About this exercise:
Needed from the entries below: every line that holds the word "desc".

☆ ☆ ☆ ☆

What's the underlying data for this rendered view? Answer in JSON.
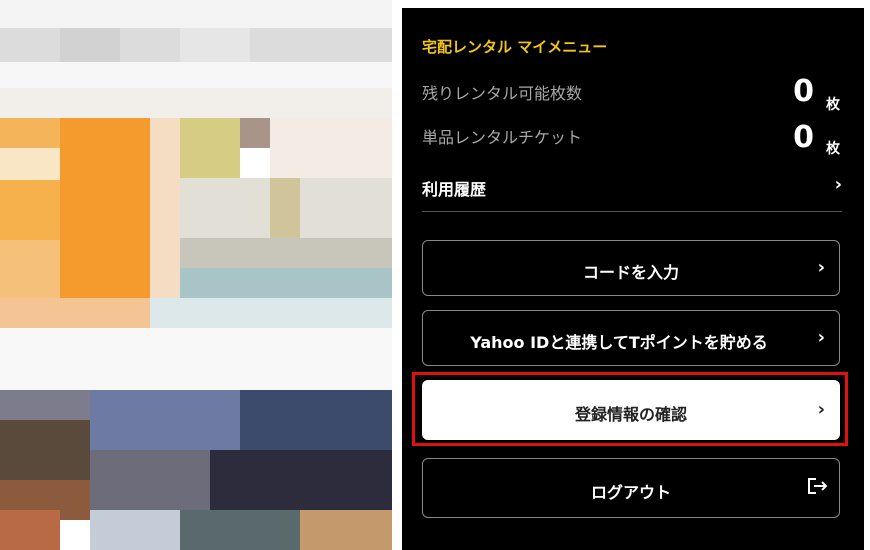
{
  "menu": {
    "title": "宅配レンタル マイメニュー",
    "remaining_rentals": {
      "label": "残りレンタル可能枚数",
      "value": "0",
      "unit": "枚"
    },
    "single_tickets": {
      "label": "単品レンタルチケット",
      "value": "0",
      "unit": "枚"
    },
    "history_label": "利用履歴",
    "buttons": [
      {
        "label": "コードを入力",
        "icon": "chevron-right-icon"
      },
      {
        "label": "Yahoo IDと連携してTポイントを貯める",
        "icon": "chevron-right-icon"
      },
      {
        "label": "登録情報の確認",
        "icon": "chevron-right-icon",
        "highlighted": true
      },
      {
        "label": "ログアウト",
        "icon": "logout-icon"
      }
    ],
    "colors": {
      "background": "#000000",
      "title": "#f2c418",
      "highlight": "#e01010"
    }
  }
}
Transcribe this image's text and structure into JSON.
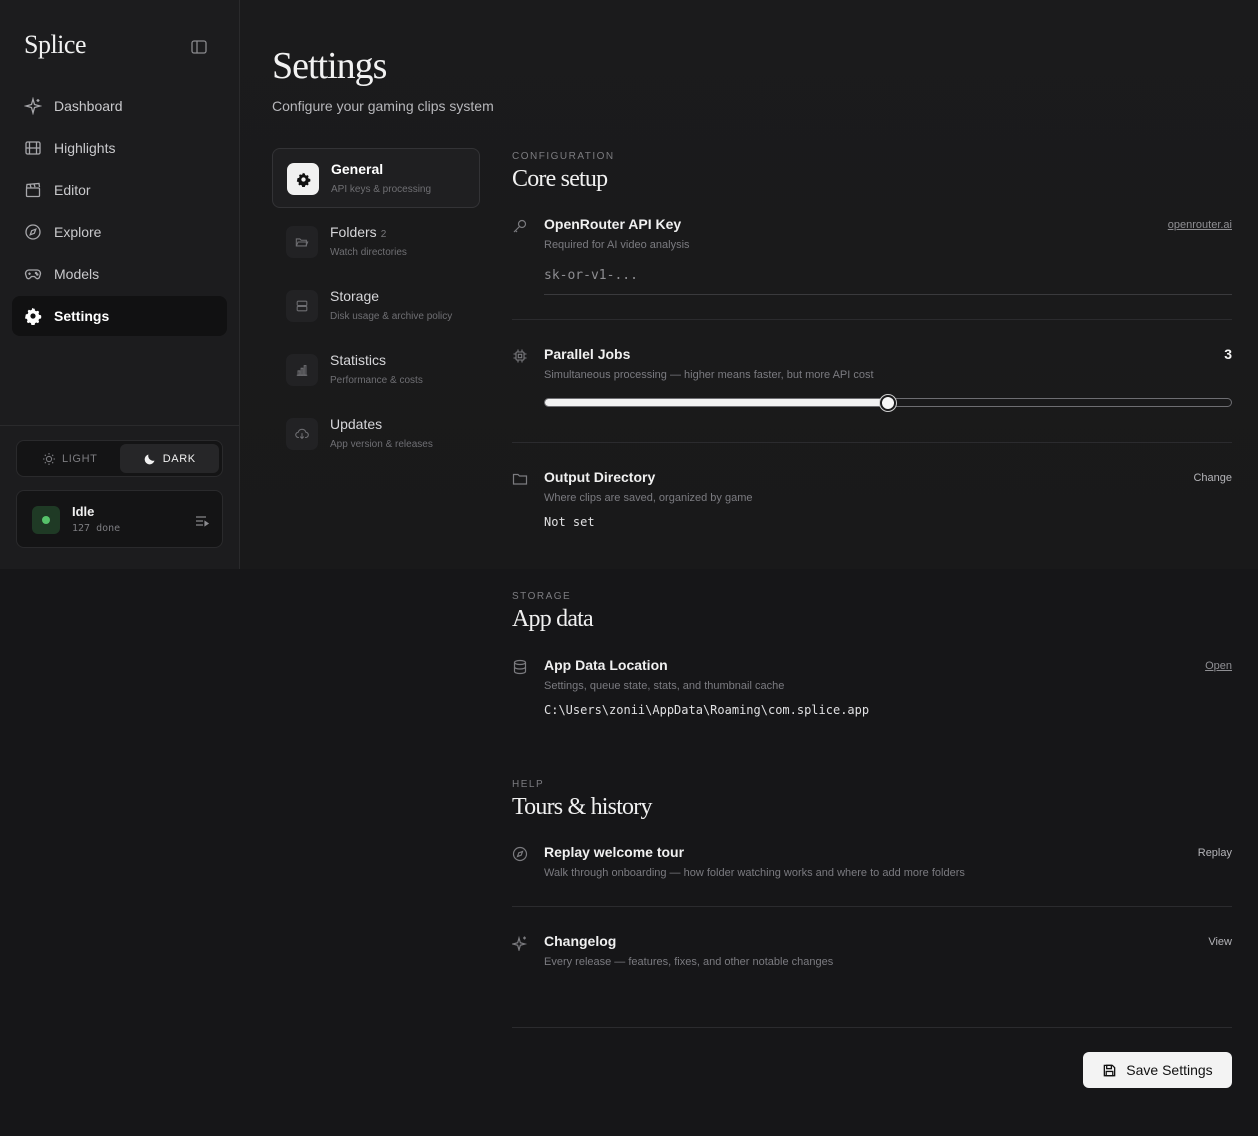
{
  "app": {
    "name": "Splice"
  },
  "sidebar": {
    "items": [
      {
        "label": "Dashboard",
        "icon": "sparkle-icon"
      },
      {
        "label": "Highlights",
        "icon": "film-icon"
      },
      {
        "label": "Editor",
        "icon": "clapperboard-icon"
      },
      {
        "label": "Explore",
        "icon": "compass-icon"
      },
      {
        "label": "Models",
        "icon": "gamepad-icon"
      },
      {
        "label": "Settings",
        "icon": "gear-icon",
        "active": true
      }
    ],
    "theme": {
      "light_label": "LIGHT",
      "dark_label": "DARK",
      "selected": "dark"
    },
    "status": {
      "title": "Idle",
      "count": "127",
      "count_suffix": "done",
      "color": "#56c26a"
    }
  },
  "page": {
    "title": "Settings",
    "subtitle": "Configure your gaming clips system"
  },
  "subnav": [
    {
      "title": "General",
      "desc": "API keys & processing",
      "active": true,
      "icon": "gear-icon"
    },
    {
      "title": "Folders",
      "count": "2",
      "desc": "Watch directories",
      "icon": "folder-open-icon"
    },
    {
      "title": "Storage",
      "desc": "Disk usage & archive policy",
      "icon": "database-icon"
    },
    {
      "title": "Statistics",
      "desc": "Performance & costs",
      "icon": "bar-chart-icon"
    },
    {
      "title": "Updates",
      "desc": "App version & releases",
      "icon": "cloud-download-icon"
    }
  ],
  "core": {
    "eyebrow": "CONFIGURATION",
    "title": "Core setup",
    "api_key": {
      "title": "OpenRouter API Key",
      "desc": "Required for AI video analysis",
      "link": "openrouter.ai",
      "placeholder": "sk-or-v1-..."
    },
    "parallel": {
      "title": "Parallel Jobs",
      "desc": "Simultaneous processing — higher means faster, but more API cost",
      "value": "3",
      "fraction": 0.5
    },
    "output": {
      "title": "Output Directory",
      "desc": "Where clips are saved, organized by game",
      "value": "Not set",
      "action": "Change"
    }
  },
  "storage": {
    "eyebrow": "STORAGE",
    "title": "App data",
    "location": {
      "title": "App Data Location",
      "desc": "Settings, queue state, stats, and thumbnail cache",
      "path": "C:\\Users\\zonii\\AppData\\Roaming\\com.splice.app",
      "action": "Open"
    }
  },
  "help": {
    "eyebrow": "HELP",
    "title": "Tours & history",
    "tour": {
      "title": "Replay welcome tour",
      "desc": "Walk through onboarding — how folder watching works and where to add more folders",
      "action": "Replay"
    },
    "changelog": {
      "title": "Changelog",
      "desc": "Every release — features, fixes, and other notable changes",
      "action": "View"
    }
  },
  "footer": {
    "save_label": "Save Settings"
  }
}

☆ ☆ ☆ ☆

The completed task:
      "desc": "API keys & processing",
      "desc": "Watch directories",
      "desc": "Disk usage & archive policy",
      "desc": "Performance & costs",
      "desc": "App version & releases",
      "desc": "Required for AI video analysis",
      "desc": "Simultaneous processing — higher means faster, but more API cost",
      "desc": "Where clips are saved, organized by game",
      "desc": "Settings, queue state, stats, and thumbnail cache",
      "desc": "Walk through onboarding — how folder watching works and where to add more folders",
      "desc": "Every release — features, fixes, and other notable changes",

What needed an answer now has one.